As most faculty already know, arranging placements requires that you develop one or more contacts with persons within the agency. Furthermore, it necessitates that a training plan for each student be developed, tailored to the student’s training goals, the agency’s needs, the supervisory requirements, and the length of time of the practicum.
For clinical students who must complete a formal internship, a variety of nationwide placements exist. The Association of Psychology Postdoctoral and Internship Centers (APPIC) Guide to Internship and Postdoctoral Programs in Professional Psychology includes placements in which students will have opportunities for clinical work with patients who are HIV positive. Other students may work at the National Institute of Mental Health (NIMH), the CDC, or other agencies within Department of Health and Human Services (DHHS) to complete training experiences.
Continuing Education and Training Workshops
Continuing education courses and supplemental training workshops are opportunities for faculty, students, and professionals to improve competence within a specific topic area. Whether an individual is offering training opportunities or participating, it is important to develop relevant trainings to help progress the field to better serve HIV infected and affected persons.
Graduate teaching faculty may consider offering opportunities for specialized training on specific HIV-related topics through continuing education seminars, grand rounds at academic medical centers and brief, intensive training workshops. Such intensive training experiences may allow greater flexibility to target training to the latest developments in research. Short courses can be offered to graduate students, alumnae, and practitioners.
The APA HOPE Program is able to provide state-of-the art trainings based on the needs and specifications of the training participants. Contact HOPE today to set up a training for continuing education in a HIV/AIDS related topic, HIV/AIDS ethics, or a training on evidence-based counseling techniques.

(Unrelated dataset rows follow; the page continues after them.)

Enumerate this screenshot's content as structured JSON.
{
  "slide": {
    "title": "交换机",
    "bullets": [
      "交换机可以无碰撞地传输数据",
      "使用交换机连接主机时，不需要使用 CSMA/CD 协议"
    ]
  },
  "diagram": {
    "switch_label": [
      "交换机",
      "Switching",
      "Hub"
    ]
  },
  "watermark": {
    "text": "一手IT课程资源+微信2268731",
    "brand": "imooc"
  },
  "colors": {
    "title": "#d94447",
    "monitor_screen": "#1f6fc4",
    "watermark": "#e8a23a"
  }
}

For more teaching and clinical resources on practicum training in HIV care please see a Tony Cellucci’s (2010) preferred resources, Practicum Training in HIV Care: Teaching and Clinical Resources.